# Website and app data records:
·····

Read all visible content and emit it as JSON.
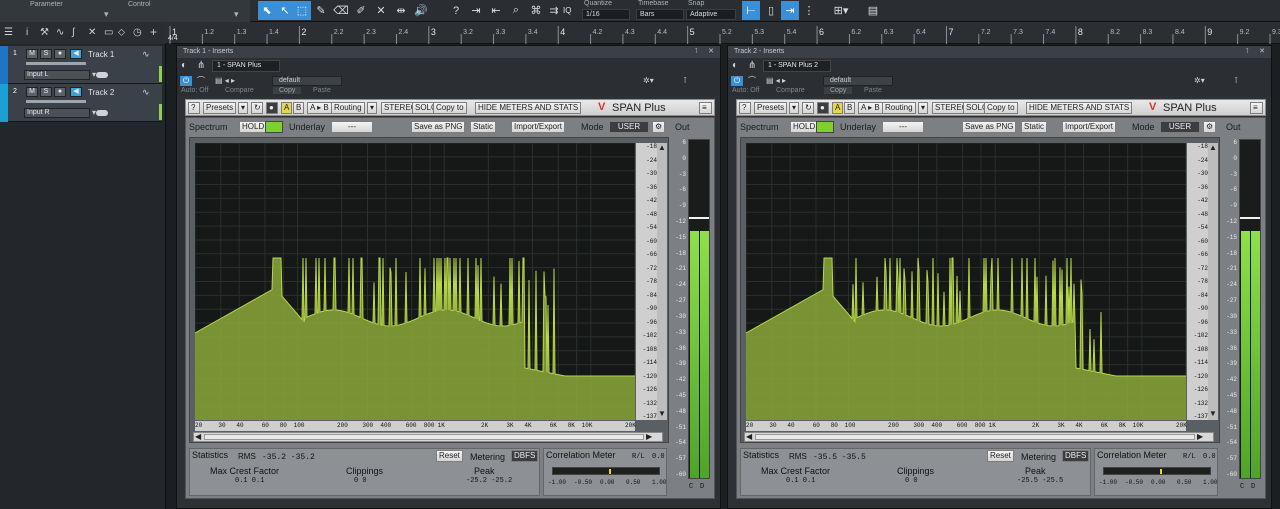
{
  "topbar": {
    "parameter_label": "Parameter",
    "control_label": "Control",
    "quantize_label": "Quantize",
    "quantize_value": "1/16",
    "timebase_label": "Timebase",
    "timebase_value": "Bars",
    "snap_label": "Snap",
    "snap_value": "Adaptive",
    "iq_label": "IQ"
  },
  "ruler": {
    "ticks": [
      "1",
      "1.2",
      "1.3",
      "1.4",
      "2",
      "2.2",
      "2.3",
      "2.4",
      "3",
      "3.2",
      "3.3",
      "3.4",
      "4",
      "4.2",
      "4.3",
      "4.4",
      "5",
      "5.2",
      "5.3",
      "5.4",
      "6",
      "6.2",
      "6.3",
      "6.4",
      "7",
      "7.2",
      "7.3",
      "7.4",
      "8",
      "8.2",
      "8.3",
      "8.4",
      "9",
      "9.2",
      "9.3"
    ],
    "signature": "4/4"
  },
  "tracks": [
    {
      "number": "1",
      "name": "Track 1",
      "input": "Input L",
      "mute": "M",
      "solo": "S"
    },
    {
      "number": "2",
      "name": "Track 2",
      "input": "Input R",
      "mute": "M",
      "solo": "S"
    }
  ],
  "plugins": [
    {
      "window_title": "Track 1 - Inserts",
      "insert_name": "1 - SPAN Plus",
      "preset": "default",
      "auto": "Auto: Off",
      "compare": "Compare",
      "copy": "Copy",
      "paste": "Paste",
      "rms_label": "RMS",
      "rms_values": "-35.2  -35.2",
      "crest_values": "0.1    0.1",
      "clip_values": "0      0",
      "peak_values": "-25.2  -25.2",
      "corr_value": "0.0",
      "out_level": 0.73
    },
    {
      "window_title": "Track 2 - Inserts",
      "insert_name": "1 - SPAN Plus 2",
      "preset": "default",
      "auto": "Auto: Off",
      "compare": "Compare",
      "copy": "Copy",
      "paste": "Paste",
      "rms_label": "RMS",
      "rms_values": "-35.5  -35.5",
      "crest_values": "0.1    0.1",
      "clip_values": "0      0",
      "peak_values": "-25.5  -25.5",
      "corr_value": "0.0",
      "out_level": 0.73
    }
  ],
  "span": {
    "help": "?",
    "presets": "Presets",
    "ab_a": "A",
    "ab_b": "B",
    "ab_copy": "A ▸ B",
    "routing": "Routing",
    "stereo": "STEREO",
    "solo": "SOLO",
    "copy_to": "Copy to",
    "hide": "HIDE METERS AND STATS",
    "brand": "SPAN Plus",
    "spectrum": "Spectrum",
    "hold": "HOLD",
    "underlay": "Underlay",
    "underlay_value": "---",
    "save_png": "Save as PNG",
    "static": "Static",
    "import_export": "Import/Export",
    "mode": "Mode",
    "mode_value": "USER",
    "out": "Out",
    "statistics": "Statistics",
    "reset": "Reset",
    "metering": "Metering",
    "dbfs": "DBFS",
    "max_crest": "Max Crest Factor",
    "clippings": "Clippings",
    "peak": "Peak",
    "correlation": "Correlation Meter",
    "corr_ra": "R/L",
    "corr_ticks": [
      "-1.00",
      "-0.50",
      "0.00",
      "0.50",
      "1.00"
    ],
    "freq_ticks": [
      "20",
      "30",
      "40",
      "60",
      "80",
      "100",
      "200",
      "300",
      "400",
      "600",
      "800",
      "1K",
      "2K",
      "3K",
      "4K",
      "6K",
      "8K",
      "10K",
      "20K"
    ],
    "db_ticks": [
      "-18",
      "-24",
      "-30",
      "-36",
      "-42",
      "-48",
      "-54",
      "-60",
      "-66",
      "-72",
      "-78",
      "-84",
      "-90",
      "-96",
      "-102",
      "-108",
      "-114",
      "-120",
      "-126",
      "-132",
      "-137"
    ],
    "out_ticks": [
      "6",
      "0",
      "-3",
      "-6",
      "-9",
      "-12",
      "-15",
      "-18",
      "-21",
      "-24",
      "-27",
      "-30",
      "-33",
      "-36",
      "-39",
      "-42",
      "-45",
      "-48",
      "-51",
      "-54",
      "-57",
      "-60"
    ],
    "out_ch": [
      "C",
      "D"
    ]
  },
  "colors": {
    "accent": "#3b8fd6",
    "spectrum_fill": "#8aa83a",
    "spectrum_line": "#b9d94a",
    "meter_green": "#7ecb3a"
  }
}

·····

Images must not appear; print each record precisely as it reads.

Read all visible content and emit it as JSON.
{
  "topbar": {
    "parameter_label": "Parameter",
    "control_label": "Control",
    "quantize_label": "Quantize",
    "quantize_value": "1/16",
    "timebase_label": "Timebase",
    "timebase_value": "Bars",
    "snap_label": "Snap",
    "snap_value": "Adaptive",
    "iq_label": "IQ"
  },
  "ruler": {
    "ticks": [
      "1",
      "1.2",
      "1.3",
      "1.4",
      "2",
      "2.2",
      "2.3",
      "2.4",
      "3",
      "3.2",
      "3.3",
      "3.4",
      "4",
      "4.2",
      "4.3",
      "4.4",
      "5",
      "5.2",
      "5.3",
      "5.4",
      "6",
      "6.2",
      "6.3",
      "6.4",
      "7",
      "7.2",
      "7.3",
      "7.4",
      "8",
      "8.2",
      "8.3",
      "8.4",
      "9",
      "9.2",
      "9.3"
    ],
    "signature": "4/4"
  },
  "tracks": [
    {
      "number": "1",
      "name": "Track 1",
      "input": "Input L",
      "mute": "M",
      "solo": "S"
    },
    {
      "number": "2",
      "name": "Track 2",
      "input": "Input R",
      "mute": "M",
      "solo": "S"
    }
  ],
  "plugins": [
    {
      "window_title": "Track 1 - Inserts",
      "insert_name": "1 - SPAN Plus",
      "preset": "default",
      "auto": "Auto: Off",
      "compare": "Compare",
      "copy": "Copy",
      "paste": "Paste",
      "rms_label": "RMS",
      "rms_values": "-35.2  -35.2",
      "crest_values": "0.1    0.1",
      "clip_values": "0      0",
      "peak_values": "-25.2  -25.2",
      "corr_value": "0.0",
      "out_level": 0.73
    },
    {
      "window_title": "Track 2 - Inserts",
      "insert_name": "1 - SPAN Plus 2",
      "preset": "default",
      "auto": "Auto: Off",
      "compare": "Compare",
      "copy": "Copy",
      "paste": "Paste",
      "rms_label": "RMS",
      "rms_values": "-35.5  -35.5",
      "crest_values": "0.1    0.1",
      "clip_values": "0      0",
      "peak_values": "-25.5  -25.5",
      "corr_value": "0.0",
      "out_level": 0.73
    }
  ],
  "span": {
    "help": "?",
    "presets": "Presets",
    "ab_a": "A",
    "ab_b": "B",
    "ab_copy": "A ▸ B",
    "routing": "Routing",
    "stereo": "STEREO",
    "solo": "SOLO",
    "copy_to": "Copy to",
    "hide": "HIDE METERS AND STATS",
    "brand": "SPAN Plus",
    "spectrum": "Spectrum",
    "hold": "HOLD",
    "underlay": "Underlay",
    "underlay_value": "---",
    "save_png": "Save as PNG",
    "static": "Static",
    "import_export": "Import/Export",
    "mode": "Mode",
    "mode_value": "USER",
    "out": "Out",
    "statistics": "Statistics",
    "reset": "Reset",
    "metering": "Metering",
    "dbfs": "DBFS",
    "max_crest": "Max Crest Factor",
    "clippings": "Clippings",
    "peak": "Peak",
    "correlation": "Correlation Meter",
    "corr_ra": "R/L",
    "corr_ticks": [
      "-1.00",
      "-0.50",
      "0.00",
      "0.50",
      "1.00"
    ],
    "freq_ticks": [
      "20",
      "30",
      "40",
      "60",
      "80",
      "100",
      "200",
      "300",
      "400",
      "600",
      "800",
      "1K",
      "2K",
      "3K",
      "4K",
      "6K",
      "8K",
      "10K",
      "20K"
    ],
    "db_ticks": [
      "-18",
      "-24",
      "-30",
      "-36",
      "-42",
      "-48",
      "-54",
      "-60",
      "-66",
      "-72",
      "-78",
      "-84",
      "-90",
      "-96",
      "-102",
      "-108",
      "-114",
      "-120",
      "-126",
      "-132",
      "-137"
    ],
    "out_ticks": [
      "6",
      "0",
      "-3",
      "-6",
      "-9",
      "-12",
      "-15",
      "-18",
      "-21",
      "-24",
      "-27",
      "-30",
      "-33",
      "-36",
      "-39",
      "-42",
      "-45",
      "-48",
      "-51",
      "-54",
      "-57",
      "-60"
    ],
    "out_ch": [
      "C",
      "D"
    ]
  },
  "colors": {
    "accent": "#3b8fd6",
    "spectrum_fill": "#8aa83a",
    "spectrum_line": "#b9d94a",
    "meter_green": "#7ecb3a"
  }
}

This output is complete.